Extant virtually reality surgical simulators are predominantly focused on simulating minimally invasive surgeries where the surgeon"s interaction is with long tools through fixed access ports. Infoscitex is building on the considerable body of work generated in developing the tissue properties and image generation engines for these simulators, along with more recent work in haptic and tactile feedback, to create a realistic simulator for open surgery. Tactile feedback sufficiently detailed for textural information enables the Tactile and Haptics Enabled Open (THEO) Surgery Simulator to simulate the feel of open surgery as well as the use of tools, therefore creating a truly multi-purpose simulator for a wide range of applications.

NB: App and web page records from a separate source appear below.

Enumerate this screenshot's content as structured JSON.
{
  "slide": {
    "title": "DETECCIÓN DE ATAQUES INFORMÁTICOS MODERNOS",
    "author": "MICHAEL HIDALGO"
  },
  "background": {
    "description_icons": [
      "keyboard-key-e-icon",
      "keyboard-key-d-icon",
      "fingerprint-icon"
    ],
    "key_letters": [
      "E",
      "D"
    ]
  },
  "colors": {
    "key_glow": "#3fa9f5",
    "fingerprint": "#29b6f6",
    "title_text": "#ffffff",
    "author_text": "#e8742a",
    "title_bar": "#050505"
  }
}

Infoscitex is partnered with clinical collaborators at the Lahey Clinic and research collaborators at Rensselaer Polytechnic Institute (RPI) to develop the THEO surgery simulator.
Agency: Department of Defense | Branch: Defense Health Program | Program: SBIR | Phase: Phase II | Award Amount: 999.88K | Year: 2012

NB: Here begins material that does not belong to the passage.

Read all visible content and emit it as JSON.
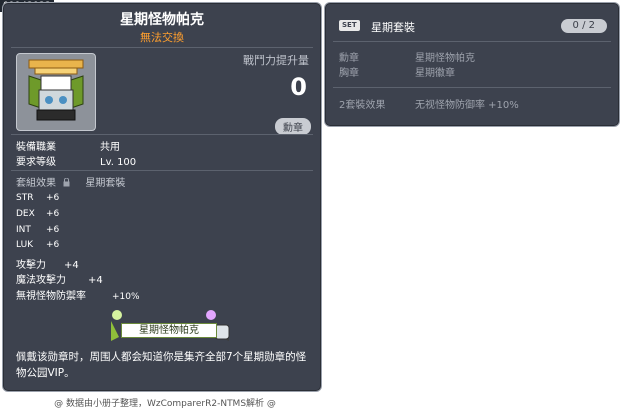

An automated, closed loop individualized system for administration of analgesic and anesthetic medication to patients is proposed in order to ensure vigilant, optimized care, especially in special circumstances when a large number of trauma patients must be treated simultaneously by a limited number of medical personnel. The result is improved pain management, safety, outcome, and reduced complications such as post-traumatic stress disorder (PTSD). The Deployable Analgesia Administration System (DAAU) optimally sets the infusion rate and rapidly delivers an initial bolus, based on a population pharmacokinetic approach and employs feedback from vital signs monitoring and automated mental status assessment, as well as a novel means to actively query the brain to monitor analgesic/anesthetic depth, in order to safely oversee infusion. A staged product development is proposed, moving from automatic analgesia/anesthesia delivery to the conscious patient, to infusion of medication into patients whose level of consciousness is diminished either by their injuries or requirement for surgical depth of anesthesia. Phase II consists of (1) verification of biomarkers which reflect patient status and their incorporation into medication infusion algorithms, (2) construction and verification of function of a Deployable Autonomous Analgesia Unit (DAAU) prototype, (3) preclinical verification of safety of DAAU in established animal models receiving analgesia/anesthesia from the DAAU, (4) further investigation of a noninvasive sensor for monitoring analgesic/anesthetic depth (as the DAAU adjusts infusion), (5) risk management, and (6) testing to assess ease of use and setup.
Agency: Department of Defense | Branch: Army | Program: SBIR | Phase: Phase II | Award Amount: 722.57K | Year: 2012
Motion sickness is of concern in the transport of troops, be it by air, by land, or by sea. Motion sickness affects the ability to function at the peak of performance, which is particularly important for troops immersed in theatre. Despite the potential difficulties that can be incited by motion sickness, armed forces are frequently subjected to situations that can bring on motion sickness. Driving under indirect-vision driving (IVD) conditions is particularly disposed to result in motion sickness. To date the only proven methods for reducing symptoms of motion sickness are pharmacological and thus, are of limited use to armed forces. Pharmaceuticals must be taken in advance of transport, a luxury of time our troops dont always have. Moreover, they typically have associated cognitive effects which last long after transportation is completed. Our promising on-demand, non-pharmacological method of mitigating motion sickness, will be of considerable aid to our troops driving under IVD conditions, enabling them to reach destinations and complete missions without the adverse and prolonged effects of either motion sickness or traditional treatments. We completed a fully functional prototype of the system during the Phase I effort and are poised to demonstrate its efficacy in laboratory and field tests.